Or, indeed, twenty-first-century Canada. When it was first introduced in 2016, the Canadian Medical Assistance in Dying program (MAID) offered medically assisted suicide only to those patients whose deaths were foreseeable. But now MAID will be made available to the disabled and those suffering mental illness. Disturbing reports out of Canada suggest that the poor and the disabled are already under pressure to make use of this “service,” and depressed teenagers are eager to see it extended to so-called “mature minors,” as some euthanasia lobbyists propose.
Journalists have uncovered numerous examples of acutely distressed people applying for MAID because they have been denied health or welfare support from the state. Jennyfer Hatch, thirty-seven, was euthanized in October 2022, having given up hope of resolving the chronic pain caused by Ehlers-Danlos syndrome. She told friends that she was “falling through the cracks,” unable to access the state support she needed in order to go on living. Her desperate choice to die was glorified in a glossy TV commercial titled “All Is Beauty,” produced by the Canadian fashion retailer Simons. “Last breaths are sacred,” says Hatch in the commercial, released on the day after her death. Modern progressives still care about the sacred, it seems—just not the Christian sacred.

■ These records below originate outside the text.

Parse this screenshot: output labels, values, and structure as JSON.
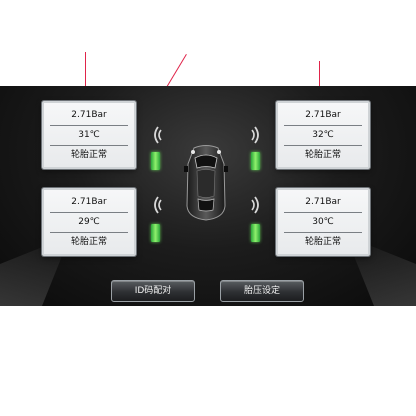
{
  "tires": {
    "front_left": {
      "pressure": "2.71Bar",
      "temperature": "31℃",
      "status": "轮胎正常"
    },
    "front_right": {
      "pressure": "2.71Bar",
      "temperature": "32℃",
      "status": "轮胎正常"
    },
    "rear_left": {
      "pressure": "2.71Bar",
      "temperature": "29℃",
      "status": "轮胎正常"
    },
    "rear_right": {
      "pressure": "2.71Bar",
      "temperature": "30℃",
      "status": "轮胎正常"
    }
  },
  "buttons": {
    "id_pairing": "ID码配对",
    "pressure_settings": "胎压设定"
  },
  "colors": {
    "callout": "#e0244a",
    "battery": "#4fd44a",
    "background": "#1c1c1c"
  },
  "icons": [
    "signal-wave-icon",
    "battery-icon",
    "car-icon"
  ]
}
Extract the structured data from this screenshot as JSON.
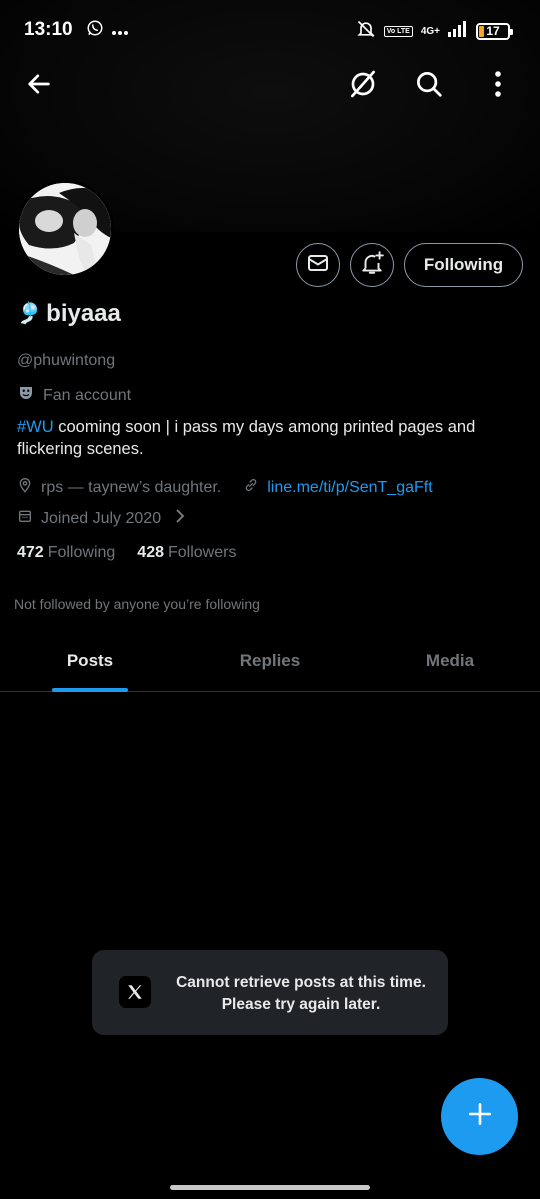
{
  "status_bar": {
    "time": "13:10",
    "network": "4G+",
    "volte": "Vo LTE",
    "battery": "17",
    "battery_level": 0.17,
    "battery_color": "#f5a623"
  },
  "header": {
    "back_icon": "arrow-left-icon",
    "icons": [
      "no-data-saver-icon",
      "search-icon",
      "more-vertical-icon"
    ]
  },
  "profile": {
    "display_name": "biyaaa",
    "name_emoji": "🎐",
    "handle": "@phuwintong",
    "category": "Fan account",
    "category_icon": "theater-masks-icon",
    "bio_hashtag": "#WU",
    "bio_text": " cooming soon | i pass my days among printed pages and flickering scenes.",
    "location": "rps — taynew’s daughter.",
    "link": "line.me/ti/p/SenT_gaFft",
    "joined": "Joined July 2020",
    "following_count": "472",
    "following_label": "Following",
    "followers_count": "428",
    "followers_label": "Followers",
    "not_followed": "Not followed by anyone you’re following"
  },
  "actions": {
    "message_icon": "mail-icon",
    "notify_icon": "bell-plus-icon",
    "following_label": "Following"
  },
  "tabs": [
    {
      "label": "Posts",
      "active": true
    },
    {
      "label": "Replies",
      "active": false
    },
    {
      "label": "Media",
      "active": false
    }
  ],
  "toast": {
    "icon": "x-logo-icon",
    "message": "Cannot retrieve posts at this time. Please try again later."
  },
  "fab": {
    "icon": "plus-icon"
  },
  "colors": {
    "accent": "#1d9bf0",
    "background": "#000000",
    "text_primary": "#e7e9ea",
    "text_secondary": "#71767b"
  }
}
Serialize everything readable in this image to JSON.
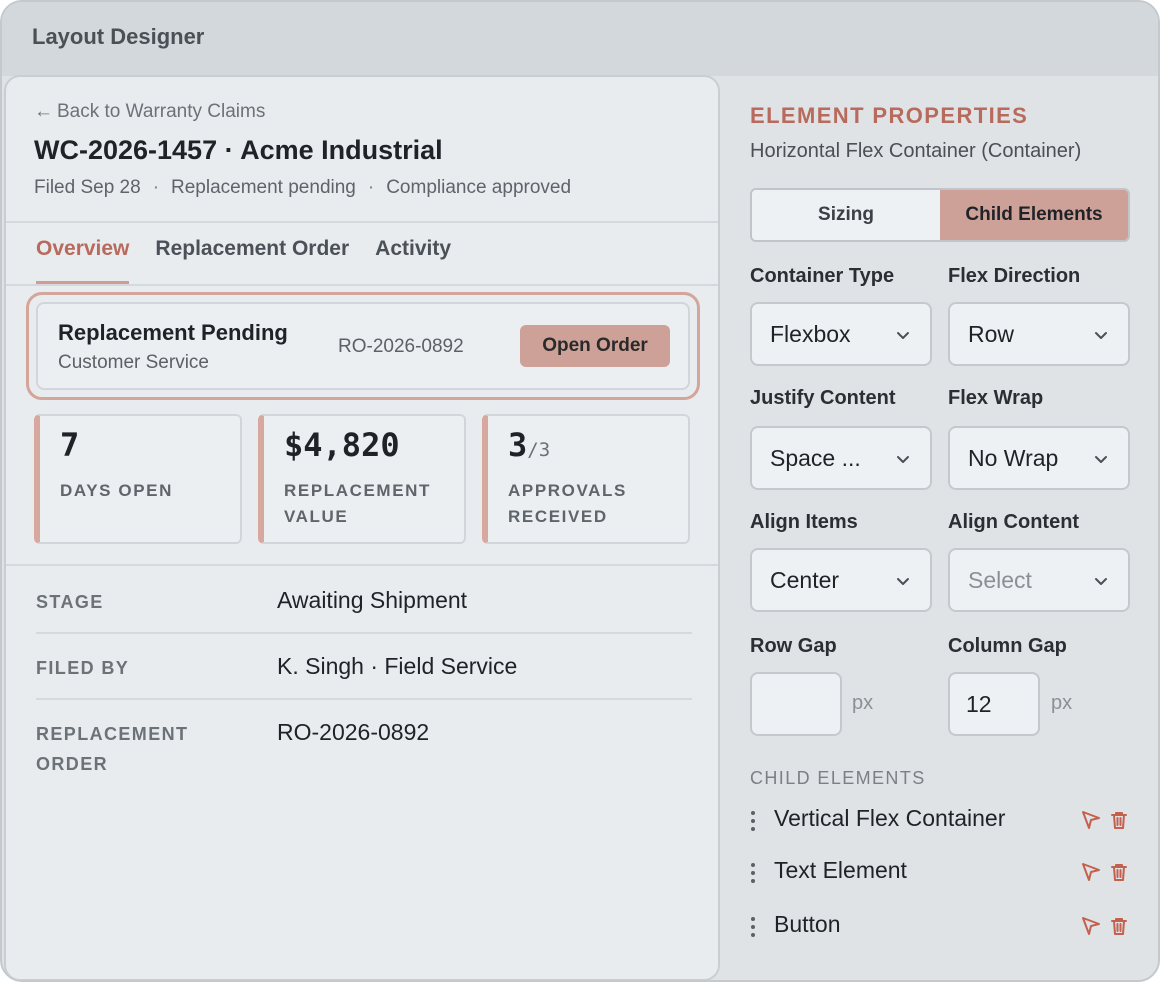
{
  "window": {
    "title": "Layout Designer"
  },
  "left": {
    "back_link": "Back to Warranty Claims",
    "back_arrow": "←",
    "claim_title": "WC-2026-1457 · Acme Industrial",
    "meta": [
      "Filed Sep 28",
      "Replacement pending",
      "Compliance approved"
    ],
    "meta_sep": "·",
    "tabs": [
      {
        "label": "Overview",
        "active": true
      },
      {
        "label": "Replacement Order",
        "active": false
      },
      {
        "label": "Activity",
        "active": false
      }
    ],
    "status": {
      "title": "Replacement Pending",
      "subtitle": "Customer Service",
      "reference": "RO-2026-0892",
      "button": "Open Order"
    },
    "stats": [
      {
        "value": "7",
        "label": "DAYS OPEN"
      },
      {
        "value": "$4,820",
        "label": "REPLACEMENT VALUE"
      },
      {
        "value": "3",
        "denominator": "/3",
        "label": "APPROVALS RECEIVED"
      }
    ],
    "details": [
      {
        "key": "STAGE",
        "value": "Awaiting Shipment"
      },
      {
        "key": "FILED BY",
        "value": "K. Singh · Field Service"
      },
      {
        "key": "REPLACEMENT ORDER",
        "value": "RO-2026-0892"
      }
    ]
  },
  "right": {
    "title": "ELEMENT PROPERTIES",
    "subtitle": "Horizontal Flex Container (Container)",
    "segments": [
      {
        "label": "Sizing",
        "active": false
      },
      {
        "label": "Child Elements",
        "active": true
      }
    ],
    "fields": {
      "container_type": {
        "label": "Container Type",
        "value": "Flexbox"
      },
      "flex_direction": {
        "label": "Flex Direction",
        "value": "Row"
      },
      "justify_content": {
        "label": "Justify Content",
        "value": "Space ..."
      },
      "flex_wrap": {
        "label": "Flex Wrap",
        "value": "No Wrap"
      },
      "align_items": {
        "label": "Align Items",
        "value": "Center"
      },
      "align_content": {
        "label": "Align Content",
        "value": "",
        "placeholder": "Select"
      },
      "row_gap": {
        "label": "Row Gap",
        "value": "",
        "unit": "px"
      },
      "column_gap": {
        "label": "Column Gap",
        "value": "12",
        "unit": "px"
      }
    },
    "child_elements_title": "CHILD ELEMENTS",
    "child_elements": [
      {
        "name": "Vertical Flex Container"
      },
      {
        "name": "Text Element"
      },
      {
        "name": "Button"
      }
    ],
    "icons": {
      "select": "cursor-arrow-icon",
      "delete": "trash-icon",
      "drag": "drag-handle-icon"
    },
    "accent_color": "#b86a5c",
    "accent_fill": "#cda198"
  }
}
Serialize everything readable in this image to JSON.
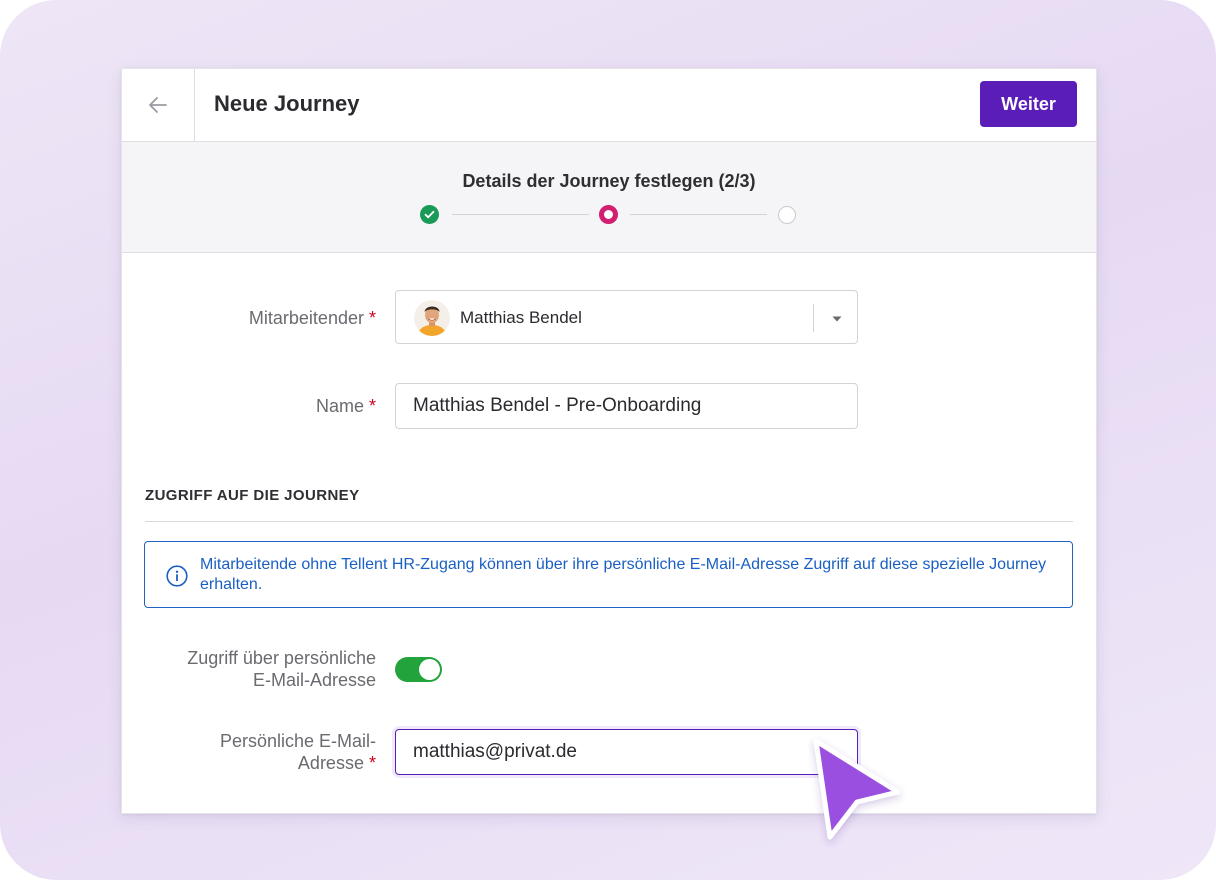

As Canada slips down its slippery slope, the legalization of infanticide is being discussed quite calmly within its government. In October, Louis Roy of the Quebec College of Physicians told the Special Joint Committee on Medical Assistance in Dying that parents should be able to arrange the deaths of babies up to one year old who are deemed to have “very grave and severe syndromes.” If infanticide is again legalized—first in Canada and then, inevitably, across the dechristianized world—we will know for sure that Christianity has retreated to the catacombs. And the date will come to be seen, I suspect, as a bright historical line: the moment at which we arrived at T. S. Eliot’s fork in the road and chose the older, darker path.
Christianity is often imagined as water. “But let justice run down like waters, and righteousness like an ever-flowing stream”: the words of Amos 5:24, repurposed by Martin Luther King Jr. “He who believes in Me,” promises Christ, “out of his heart will flow rivers of living water.” Water baptizes, gives life, quenches thirst, purifies filth, expunges flames, transforms things for the better. If Christianity is water, then it is an unstoppable force: It will run down and seep up, no matter the impediment.
But what if Christianity is not water? What if, instead, we understand the Christian era as a clearing in a forest? The forest is paganism: dark, wild, vigorous, and menacing, but also magical in its way. For two thousand years, Christians pushed the forest back, with burning and hacking, but also with pruning and cultivating, creating a garden in the clearing with a view upward to heaven.
But watch as roots outstretch themselves and new shoots spring up from the ground. The patch of sky recedes. “Paganism has not needed to be reinvented,” writes Steven Smith: It never went away. “In a certain sense, the Western world has arguably always remained more pagan than Christian. In some ways Christianity has been more of a veneer than a substantial reality.””
With no one left to tend the garden, the forest is reclaiming its ground.
Louise Perry is the author of The Case Against the Sexual Revolution.